Congress now runs four or five neighbourhood GP clinics – we asked for the exact number but didn’t get an answer – in addition to the town’s private clinics and the huge hospital where Aboriginal patients are disproportionally represented.
Yet neither the hospital nor other public instrumentalities spending huge amounts from the NT and Federal budgets on Indigenous health are getting any kudos from Congress CEO Donna Ah Chee: “Apart from the many significant accomplishments of Congress, if we had to point to one key indicator of the success that Congress has led it would be that Aboriginal infant mortality has reduced from around 200 per 1000 live births when Congress began in 1973 to about 7.5 per 1000 for Alice Springs on the latest data.”
Congress has 333 “full time equivalent” employees whose benefit expenses gobbled up the lion’s share of the budget, $32.5m, of which $28.4m was paid in salaries. That is an average salary of $85,285.

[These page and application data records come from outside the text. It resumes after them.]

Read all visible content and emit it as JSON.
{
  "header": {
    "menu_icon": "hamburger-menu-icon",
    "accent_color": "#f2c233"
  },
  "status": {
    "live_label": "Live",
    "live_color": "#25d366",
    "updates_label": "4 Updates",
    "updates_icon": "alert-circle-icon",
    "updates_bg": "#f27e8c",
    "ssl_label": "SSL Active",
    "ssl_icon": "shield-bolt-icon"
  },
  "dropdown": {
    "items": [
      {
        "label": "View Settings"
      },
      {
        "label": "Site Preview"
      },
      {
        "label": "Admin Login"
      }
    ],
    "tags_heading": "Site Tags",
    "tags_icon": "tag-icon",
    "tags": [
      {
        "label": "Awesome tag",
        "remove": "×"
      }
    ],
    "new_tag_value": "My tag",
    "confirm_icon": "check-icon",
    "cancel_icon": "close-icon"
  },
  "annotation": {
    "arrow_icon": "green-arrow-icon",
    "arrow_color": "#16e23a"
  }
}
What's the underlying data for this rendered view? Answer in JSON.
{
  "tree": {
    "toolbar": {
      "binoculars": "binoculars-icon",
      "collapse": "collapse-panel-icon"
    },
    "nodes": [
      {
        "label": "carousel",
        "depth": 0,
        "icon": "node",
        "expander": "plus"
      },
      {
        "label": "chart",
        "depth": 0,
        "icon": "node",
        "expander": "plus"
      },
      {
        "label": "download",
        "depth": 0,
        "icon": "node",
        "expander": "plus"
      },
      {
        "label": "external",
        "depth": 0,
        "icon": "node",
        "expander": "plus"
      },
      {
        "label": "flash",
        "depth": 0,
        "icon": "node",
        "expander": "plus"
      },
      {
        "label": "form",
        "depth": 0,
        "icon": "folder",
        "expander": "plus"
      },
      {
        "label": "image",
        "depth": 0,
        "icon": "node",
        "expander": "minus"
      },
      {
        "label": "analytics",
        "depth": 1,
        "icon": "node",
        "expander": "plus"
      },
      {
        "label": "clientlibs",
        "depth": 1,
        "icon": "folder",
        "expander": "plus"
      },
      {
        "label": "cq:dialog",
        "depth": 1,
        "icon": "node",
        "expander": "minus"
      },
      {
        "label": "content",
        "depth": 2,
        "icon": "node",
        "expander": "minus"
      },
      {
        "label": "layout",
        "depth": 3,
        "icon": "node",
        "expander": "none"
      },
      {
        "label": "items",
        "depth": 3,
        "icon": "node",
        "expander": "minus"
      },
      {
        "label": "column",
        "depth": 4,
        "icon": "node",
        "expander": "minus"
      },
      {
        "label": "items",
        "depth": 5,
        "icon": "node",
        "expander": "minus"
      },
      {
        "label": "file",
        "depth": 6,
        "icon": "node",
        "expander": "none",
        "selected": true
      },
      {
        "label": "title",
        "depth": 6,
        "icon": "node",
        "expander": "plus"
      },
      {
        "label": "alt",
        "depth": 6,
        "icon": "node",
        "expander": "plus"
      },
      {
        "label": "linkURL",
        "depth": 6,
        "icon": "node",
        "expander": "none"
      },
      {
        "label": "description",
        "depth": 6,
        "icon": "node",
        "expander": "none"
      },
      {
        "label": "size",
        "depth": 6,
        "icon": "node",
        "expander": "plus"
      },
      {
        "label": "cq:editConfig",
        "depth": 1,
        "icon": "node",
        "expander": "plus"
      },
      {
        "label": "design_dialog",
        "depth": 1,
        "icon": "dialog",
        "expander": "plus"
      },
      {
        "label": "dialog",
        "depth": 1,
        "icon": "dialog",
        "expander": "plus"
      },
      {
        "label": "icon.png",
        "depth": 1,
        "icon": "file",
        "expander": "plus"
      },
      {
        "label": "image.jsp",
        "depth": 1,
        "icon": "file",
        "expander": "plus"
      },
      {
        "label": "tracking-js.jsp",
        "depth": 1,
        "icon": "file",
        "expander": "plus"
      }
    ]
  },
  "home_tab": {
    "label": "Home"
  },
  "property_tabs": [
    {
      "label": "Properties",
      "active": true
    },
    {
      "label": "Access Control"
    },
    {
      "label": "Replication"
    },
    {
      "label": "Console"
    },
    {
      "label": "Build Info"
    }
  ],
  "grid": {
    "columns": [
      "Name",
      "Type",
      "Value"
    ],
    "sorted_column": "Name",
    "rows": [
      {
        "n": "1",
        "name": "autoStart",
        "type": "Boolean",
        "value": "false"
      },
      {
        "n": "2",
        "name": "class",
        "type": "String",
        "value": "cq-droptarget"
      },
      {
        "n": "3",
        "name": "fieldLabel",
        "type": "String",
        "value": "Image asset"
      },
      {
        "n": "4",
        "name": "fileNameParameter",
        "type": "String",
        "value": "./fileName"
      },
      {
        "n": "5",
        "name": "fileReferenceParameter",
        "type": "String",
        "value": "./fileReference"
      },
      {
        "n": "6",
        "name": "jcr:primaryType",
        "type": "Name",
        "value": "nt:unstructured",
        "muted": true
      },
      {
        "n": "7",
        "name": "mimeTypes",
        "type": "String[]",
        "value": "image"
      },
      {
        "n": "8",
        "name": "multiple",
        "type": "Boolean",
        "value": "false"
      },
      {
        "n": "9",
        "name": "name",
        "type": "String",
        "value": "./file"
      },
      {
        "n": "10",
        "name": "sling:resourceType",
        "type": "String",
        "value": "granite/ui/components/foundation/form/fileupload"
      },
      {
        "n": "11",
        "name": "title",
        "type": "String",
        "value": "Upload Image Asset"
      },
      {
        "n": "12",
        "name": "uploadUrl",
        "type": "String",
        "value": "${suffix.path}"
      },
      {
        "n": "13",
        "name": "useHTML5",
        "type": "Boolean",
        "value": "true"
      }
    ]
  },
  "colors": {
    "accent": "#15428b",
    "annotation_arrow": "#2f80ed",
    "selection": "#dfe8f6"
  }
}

Congress on May 22 was put on notice from ORIC that it wants to “examine” its books and was told that “authorised officers are entitled, at all reasonable times, to full and free access to the books of the corporation and any related body corporate.
“The authorised officers are also entitled to seek explanations on any matter about the compilation of any of the corporation’s books, or to which any of the books relate.”
This came to the attention of the Alice Springs News Online today. We would have asked Congress CEO Donna Ah Chee (pictured) about it before publication, but as she has declined several recent requests for an interview that seemed futile.
All she said – in an email response to our request for interview on a range of matters – was that Congress has “previously described the work we are doing to strengthen families, reduce the harms of alcohol and promote healthy early childhood development all of which are key to preventing the problem of children on the streets”.
Both Mr Brown and Mr Thompson say the centre will be open to all kids, but the dramatic necessity is to provide immediate assistance to the unsupervised children on the streets late at night, some of whom are getting into, and causing, serious trouble.
UPDATE June 5, 2.10pm
Congress has five clinics registered, advises reader Sean. Thank you!